Oil Obsolescence is the path to world peace, at least temporarily. I say temporarily because it probably won’t be long before wars over other natural resources, like water, take over.

Without the innovation, we are risking economic security. Since OPEC cut oil production in the 1970s creating the oil crisis what have we done? Nothing!

Politicians only care about now, and risk our health, security and freedoms in the future rather than planning for the future. America is not a corporation. We aren’t stockholders looking for a big dividend. We need long term security, and forward thinkers.

Oily Mark Kennedy

Americans are feeling pain at the pump.

According to a recent CBS News poll, 86 percent of people have been affected by higher gasoline prices “some” or “a lot.”

A recent Associated Press/Ipsos poll showed that 70 percent believe that higher gasoline prices will cause financial hardship for them or their family.

Yet while ordinary Americans suffer under the weight of high gasoline prices, the world’s largest energy conglomerates are enjoying record breaking profits.
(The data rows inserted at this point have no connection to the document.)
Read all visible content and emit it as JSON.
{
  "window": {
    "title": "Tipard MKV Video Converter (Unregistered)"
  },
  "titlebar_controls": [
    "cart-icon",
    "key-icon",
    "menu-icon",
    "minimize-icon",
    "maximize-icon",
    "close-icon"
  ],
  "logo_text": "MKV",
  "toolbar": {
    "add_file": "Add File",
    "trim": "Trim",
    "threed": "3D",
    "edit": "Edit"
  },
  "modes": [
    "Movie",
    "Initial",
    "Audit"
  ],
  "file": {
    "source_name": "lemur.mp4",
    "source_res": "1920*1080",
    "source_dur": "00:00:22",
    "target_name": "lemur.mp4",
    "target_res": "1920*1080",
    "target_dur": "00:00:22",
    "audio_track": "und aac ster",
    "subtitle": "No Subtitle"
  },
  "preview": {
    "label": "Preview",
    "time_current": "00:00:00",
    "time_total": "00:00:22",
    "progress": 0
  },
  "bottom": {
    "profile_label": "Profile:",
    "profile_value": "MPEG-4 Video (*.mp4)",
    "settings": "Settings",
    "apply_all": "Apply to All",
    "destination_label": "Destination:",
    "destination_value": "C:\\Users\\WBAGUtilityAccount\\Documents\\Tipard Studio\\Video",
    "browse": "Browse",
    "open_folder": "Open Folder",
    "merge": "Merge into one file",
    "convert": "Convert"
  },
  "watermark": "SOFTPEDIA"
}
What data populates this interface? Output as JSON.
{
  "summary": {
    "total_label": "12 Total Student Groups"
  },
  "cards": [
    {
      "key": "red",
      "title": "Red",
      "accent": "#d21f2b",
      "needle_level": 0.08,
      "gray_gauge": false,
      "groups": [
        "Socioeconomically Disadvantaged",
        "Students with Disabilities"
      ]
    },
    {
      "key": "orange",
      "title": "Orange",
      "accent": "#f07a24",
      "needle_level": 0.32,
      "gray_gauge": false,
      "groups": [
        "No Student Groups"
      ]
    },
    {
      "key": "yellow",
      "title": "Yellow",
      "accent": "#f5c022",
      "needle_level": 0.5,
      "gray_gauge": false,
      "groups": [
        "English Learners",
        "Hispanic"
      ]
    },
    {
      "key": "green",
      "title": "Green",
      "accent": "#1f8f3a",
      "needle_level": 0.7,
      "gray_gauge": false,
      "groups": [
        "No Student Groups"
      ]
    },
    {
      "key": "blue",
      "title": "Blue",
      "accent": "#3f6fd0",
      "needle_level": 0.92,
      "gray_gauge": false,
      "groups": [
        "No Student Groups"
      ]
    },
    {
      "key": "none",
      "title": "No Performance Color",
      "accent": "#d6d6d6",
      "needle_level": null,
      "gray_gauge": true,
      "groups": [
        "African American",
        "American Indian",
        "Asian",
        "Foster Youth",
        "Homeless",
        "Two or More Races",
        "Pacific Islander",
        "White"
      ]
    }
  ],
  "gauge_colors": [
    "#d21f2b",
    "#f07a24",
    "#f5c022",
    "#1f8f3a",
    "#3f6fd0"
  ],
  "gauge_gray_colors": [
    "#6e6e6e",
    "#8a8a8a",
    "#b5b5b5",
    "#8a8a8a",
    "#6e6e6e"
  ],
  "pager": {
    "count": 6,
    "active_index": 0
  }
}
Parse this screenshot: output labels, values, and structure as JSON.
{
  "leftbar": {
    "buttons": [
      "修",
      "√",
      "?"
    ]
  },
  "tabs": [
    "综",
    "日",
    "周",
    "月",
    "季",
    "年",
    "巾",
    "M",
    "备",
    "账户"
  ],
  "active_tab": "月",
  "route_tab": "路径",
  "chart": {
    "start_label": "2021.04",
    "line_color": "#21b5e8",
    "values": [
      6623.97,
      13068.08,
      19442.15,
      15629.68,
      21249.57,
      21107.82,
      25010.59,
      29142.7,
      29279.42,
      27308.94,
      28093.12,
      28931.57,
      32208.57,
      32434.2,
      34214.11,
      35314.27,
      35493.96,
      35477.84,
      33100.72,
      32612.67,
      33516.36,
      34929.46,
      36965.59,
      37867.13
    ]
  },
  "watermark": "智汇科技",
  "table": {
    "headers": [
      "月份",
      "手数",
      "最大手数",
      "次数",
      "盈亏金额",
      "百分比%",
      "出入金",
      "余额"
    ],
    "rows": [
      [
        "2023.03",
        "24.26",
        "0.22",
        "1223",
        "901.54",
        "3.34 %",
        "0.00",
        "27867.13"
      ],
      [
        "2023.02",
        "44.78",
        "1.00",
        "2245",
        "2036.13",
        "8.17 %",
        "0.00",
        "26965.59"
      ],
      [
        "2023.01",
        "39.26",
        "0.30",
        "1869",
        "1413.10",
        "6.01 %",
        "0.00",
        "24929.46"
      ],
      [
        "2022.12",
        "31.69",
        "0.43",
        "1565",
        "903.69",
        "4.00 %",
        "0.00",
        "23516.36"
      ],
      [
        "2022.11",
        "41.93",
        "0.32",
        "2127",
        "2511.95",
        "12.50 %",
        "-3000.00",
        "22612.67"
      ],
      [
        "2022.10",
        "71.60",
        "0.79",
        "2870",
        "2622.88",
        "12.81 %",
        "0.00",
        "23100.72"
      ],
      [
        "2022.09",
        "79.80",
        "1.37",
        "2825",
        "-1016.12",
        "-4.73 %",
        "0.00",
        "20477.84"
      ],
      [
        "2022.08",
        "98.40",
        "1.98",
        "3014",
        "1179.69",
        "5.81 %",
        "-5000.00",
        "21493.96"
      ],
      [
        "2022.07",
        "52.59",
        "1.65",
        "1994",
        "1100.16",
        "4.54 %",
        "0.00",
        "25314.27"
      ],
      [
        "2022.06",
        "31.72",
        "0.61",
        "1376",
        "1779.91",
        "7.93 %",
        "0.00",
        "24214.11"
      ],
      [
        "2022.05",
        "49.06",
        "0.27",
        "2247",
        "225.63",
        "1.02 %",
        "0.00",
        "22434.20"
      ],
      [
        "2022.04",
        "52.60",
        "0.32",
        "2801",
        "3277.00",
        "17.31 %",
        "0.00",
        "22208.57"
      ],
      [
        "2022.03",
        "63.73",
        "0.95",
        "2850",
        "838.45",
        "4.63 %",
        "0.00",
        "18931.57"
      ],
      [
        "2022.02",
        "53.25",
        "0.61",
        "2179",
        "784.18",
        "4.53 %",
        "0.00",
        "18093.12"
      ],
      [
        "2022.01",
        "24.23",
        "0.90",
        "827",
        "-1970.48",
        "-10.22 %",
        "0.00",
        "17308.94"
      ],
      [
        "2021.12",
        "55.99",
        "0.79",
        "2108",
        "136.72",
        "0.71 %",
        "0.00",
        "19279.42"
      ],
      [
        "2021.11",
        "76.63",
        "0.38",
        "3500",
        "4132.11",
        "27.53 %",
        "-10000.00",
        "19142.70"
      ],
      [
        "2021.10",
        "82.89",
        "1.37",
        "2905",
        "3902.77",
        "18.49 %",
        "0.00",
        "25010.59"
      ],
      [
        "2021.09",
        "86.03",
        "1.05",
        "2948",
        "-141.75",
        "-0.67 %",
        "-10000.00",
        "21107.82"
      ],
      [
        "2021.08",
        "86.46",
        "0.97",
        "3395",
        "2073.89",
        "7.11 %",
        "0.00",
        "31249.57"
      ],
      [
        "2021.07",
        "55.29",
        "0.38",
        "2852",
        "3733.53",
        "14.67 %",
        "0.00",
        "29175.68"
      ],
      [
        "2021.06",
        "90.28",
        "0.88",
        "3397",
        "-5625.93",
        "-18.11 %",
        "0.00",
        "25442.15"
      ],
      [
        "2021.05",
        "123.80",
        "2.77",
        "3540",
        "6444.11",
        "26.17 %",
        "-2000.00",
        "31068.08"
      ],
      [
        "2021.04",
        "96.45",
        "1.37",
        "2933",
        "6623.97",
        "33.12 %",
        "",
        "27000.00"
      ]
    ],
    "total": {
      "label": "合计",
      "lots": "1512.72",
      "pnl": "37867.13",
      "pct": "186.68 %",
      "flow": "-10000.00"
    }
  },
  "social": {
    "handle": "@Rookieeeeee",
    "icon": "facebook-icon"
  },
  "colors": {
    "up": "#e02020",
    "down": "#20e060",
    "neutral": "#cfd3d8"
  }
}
According to The Washington Post, the 2004 profits for ExxonMobil, ChevronTexaco, and ConocoPhillips broke records across all industries. In fact, last year, at over $25 billion, ExxonMobil booked the highest profit of any company in any year in history. These record profits have not only more than doubled CEO salaries, but they have driven up political contributions a staggering $450 million in the past six years. So, while consumers are paying at the pump, oil companies are getting billions in tax breaks and sweetheart deals from the Bush administration and their congressional allies.

Mark Kennedy is one of those allies. Kennedy voted against federal environmental standards that threatened big oil, while also taking $45,000 in campaign contributions from the oil and gas industry, including $13,000 from Exxon Mobil.

Why are we as common-sense Minnesotans even considering him as a candidate good for our state and nation?